Vice presidential hopeful: Democrats kosher cash cow

The dinner was $25,000 a plate, but after the last cups of coffee were poured, most diners agreed they got their money's worth.

The real main course was Sen. Joseph Lieberman (D-Conn.), the Democratic vice presidential candidate. The take at the Baltimore fund-raiser and cocktail reception two weeks ago: $975,000, almost double what sponsors originally anticipated.

That scene has been repeated all over the country. Lieberman has turned into a kosher cash cow for the Democrats, bringing in millions of dollars to fuel the Gore-Lieberman ticket. Lieberman has quickly established himself as a fund-raiser second only to this era's long-reigning champion, President Bill Clinton.

And Lieberman's breakthrough candidacy — he is the first Jew on a major party ticket — has turned thousands of Jews into enthusiastic fund-raisers. Some are just proud of his achievement; others are vying for access to a man who has become the most important Jew in America.

At a Silicon Valley fund-raiser early last month, the take was $3.2 million, a record for a vice presidential candidate; the audience was a mix of high-tech executives and Jewish leaders.

The same day, Lieberman was the main reason the Democratic National Committee was able to raise $500,000 at a Seattle lunch event. A fund-raising brunch in Washington just before Yom Kippur netted $450,000. Lieberman appeared there with his wife, Hadassah — herself a formidable fund-raiser who has been particularly successful before Jewish audiences.

Shortly after his nomination, 100 prominent Jews in Washington got together and promised to raise $250,000 each from friends and associates. Many participants were new to the fund-raising game, attracted by Lieberman's breakthrough status and their contacts with him at a Washington synagogue. In some cases, their pledges have led to ferocious competition as they strive to raise the money.

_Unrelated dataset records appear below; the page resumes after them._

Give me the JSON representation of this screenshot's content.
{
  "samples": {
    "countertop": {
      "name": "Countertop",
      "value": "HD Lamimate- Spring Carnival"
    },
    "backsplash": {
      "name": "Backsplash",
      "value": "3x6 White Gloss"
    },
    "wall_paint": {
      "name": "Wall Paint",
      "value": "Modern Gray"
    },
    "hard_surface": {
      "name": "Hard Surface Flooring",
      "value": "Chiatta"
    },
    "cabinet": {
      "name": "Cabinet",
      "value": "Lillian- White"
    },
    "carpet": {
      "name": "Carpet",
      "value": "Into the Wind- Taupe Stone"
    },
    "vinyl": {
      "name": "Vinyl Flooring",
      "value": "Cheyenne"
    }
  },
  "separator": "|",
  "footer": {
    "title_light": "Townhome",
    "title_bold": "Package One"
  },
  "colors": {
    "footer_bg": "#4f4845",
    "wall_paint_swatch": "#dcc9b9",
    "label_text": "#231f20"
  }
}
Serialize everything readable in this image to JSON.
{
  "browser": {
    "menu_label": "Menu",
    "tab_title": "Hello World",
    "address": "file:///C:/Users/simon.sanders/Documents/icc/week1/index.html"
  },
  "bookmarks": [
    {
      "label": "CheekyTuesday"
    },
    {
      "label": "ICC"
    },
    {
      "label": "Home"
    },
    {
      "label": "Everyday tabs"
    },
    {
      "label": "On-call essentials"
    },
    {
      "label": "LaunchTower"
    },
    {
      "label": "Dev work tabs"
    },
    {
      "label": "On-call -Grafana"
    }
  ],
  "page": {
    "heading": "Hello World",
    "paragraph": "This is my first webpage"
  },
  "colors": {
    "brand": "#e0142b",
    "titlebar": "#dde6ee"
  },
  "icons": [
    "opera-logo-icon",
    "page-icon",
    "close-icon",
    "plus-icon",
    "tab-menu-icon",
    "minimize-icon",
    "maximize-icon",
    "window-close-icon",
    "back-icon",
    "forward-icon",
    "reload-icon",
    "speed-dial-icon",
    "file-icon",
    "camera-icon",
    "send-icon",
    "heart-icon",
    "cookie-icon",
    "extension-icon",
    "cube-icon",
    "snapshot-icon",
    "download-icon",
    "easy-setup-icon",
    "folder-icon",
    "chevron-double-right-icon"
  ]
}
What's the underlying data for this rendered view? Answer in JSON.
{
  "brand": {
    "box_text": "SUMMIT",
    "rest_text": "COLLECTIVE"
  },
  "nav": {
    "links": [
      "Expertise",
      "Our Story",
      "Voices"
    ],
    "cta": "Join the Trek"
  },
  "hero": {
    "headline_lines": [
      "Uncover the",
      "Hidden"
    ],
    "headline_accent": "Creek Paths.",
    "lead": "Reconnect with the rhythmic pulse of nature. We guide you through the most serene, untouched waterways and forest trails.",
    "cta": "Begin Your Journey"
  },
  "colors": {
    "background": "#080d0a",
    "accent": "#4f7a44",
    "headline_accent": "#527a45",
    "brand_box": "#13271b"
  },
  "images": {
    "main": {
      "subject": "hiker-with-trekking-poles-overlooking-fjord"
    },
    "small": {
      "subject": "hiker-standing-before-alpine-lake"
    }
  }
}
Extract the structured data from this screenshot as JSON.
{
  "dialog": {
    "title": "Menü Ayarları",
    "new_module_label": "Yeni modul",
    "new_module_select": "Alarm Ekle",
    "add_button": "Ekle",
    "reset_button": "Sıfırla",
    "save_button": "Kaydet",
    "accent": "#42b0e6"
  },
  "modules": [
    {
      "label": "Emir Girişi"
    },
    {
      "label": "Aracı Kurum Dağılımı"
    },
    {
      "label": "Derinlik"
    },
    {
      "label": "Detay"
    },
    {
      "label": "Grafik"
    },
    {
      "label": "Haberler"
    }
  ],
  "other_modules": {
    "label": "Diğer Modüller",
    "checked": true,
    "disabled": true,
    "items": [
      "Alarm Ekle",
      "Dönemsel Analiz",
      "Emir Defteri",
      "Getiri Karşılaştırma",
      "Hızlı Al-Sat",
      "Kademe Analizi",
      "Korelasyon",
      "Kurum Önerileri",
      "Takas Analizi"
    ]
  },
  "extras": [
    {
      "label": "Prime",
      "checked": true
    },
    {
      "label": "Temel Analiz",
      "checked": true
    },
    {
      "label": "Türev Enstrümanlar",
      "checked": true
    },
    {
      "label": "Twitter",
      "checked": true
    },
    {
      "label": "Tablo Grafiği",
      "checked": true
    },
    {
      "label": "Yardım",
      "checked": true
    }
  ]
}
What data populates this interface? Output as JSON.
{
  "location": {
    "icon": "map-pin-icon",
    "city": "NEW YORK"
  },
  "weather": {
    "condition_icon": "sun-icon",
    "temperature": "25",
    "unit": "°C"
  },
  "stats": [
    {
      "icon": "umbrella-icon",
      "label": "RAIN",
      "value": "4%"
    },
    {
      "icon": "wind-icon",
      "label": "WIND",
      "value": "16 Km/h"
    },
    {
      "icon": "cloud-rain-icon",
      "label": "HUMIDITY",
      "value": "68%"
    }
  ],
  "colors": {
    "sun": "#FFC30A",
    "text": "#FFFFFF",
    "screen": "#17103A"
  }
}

"In a lot of cases they're stumbling over each other, trying to raise money from the same people," said a major Democratic fund-raiser. "Some are looking to get something in return — access, appointments. But mostly they are involved because people are just very excited about this candidacy."

"Joe Lieberman has always been one of the top fund-raisers in the Senate," said Howard Friedman, a Baltimore executive and one of the hosts of the successful Baltimore fund-raiser. "He's warm, he's friendly and he makes you see him as a real person, not just a politician asking for money," he said. "The only person you can compare him to is Bill Clinton. When you're with Clinton, he makes you feel like you're the most important person in the world. Lieberman has some of that charisma. He really knows what to say to people."

"Much of the money he's raising in the Jewish community is new money," he said. "Half of the money given at our event came from people who have never written major checks to any political campaign."

Rosalie Zalis, vice president of a Los Angeles investment house, provided a different kind of new money. Six months ago, she was a leading supporter of Arizona Sen. John McCain, an unsuccessful candidate for the Republican nomination. Zalis backed Ronald Reagan in both of his presidential runs and served as former Gov. Pete Wilson's policy adviser. She said she never gave to a Democratic ticket — until now. Recently she gave $1,000 to the Gore-Lieberman campaign.

The reason? Lieberman.

"Many Jews who are conservative were very excited about Lieberman's candidacy, especially at first," she said. "We were so proud — and are so proud — that the first Jew on a ticket is somebody with such great integrity, a great public servant."

That feeling of pride, she said, has led many Jews who normally give to Republicans to open their wallets for the Gore-Lieberman campaign — despite ongoing qualms about the Democratic platform and about Al Gore.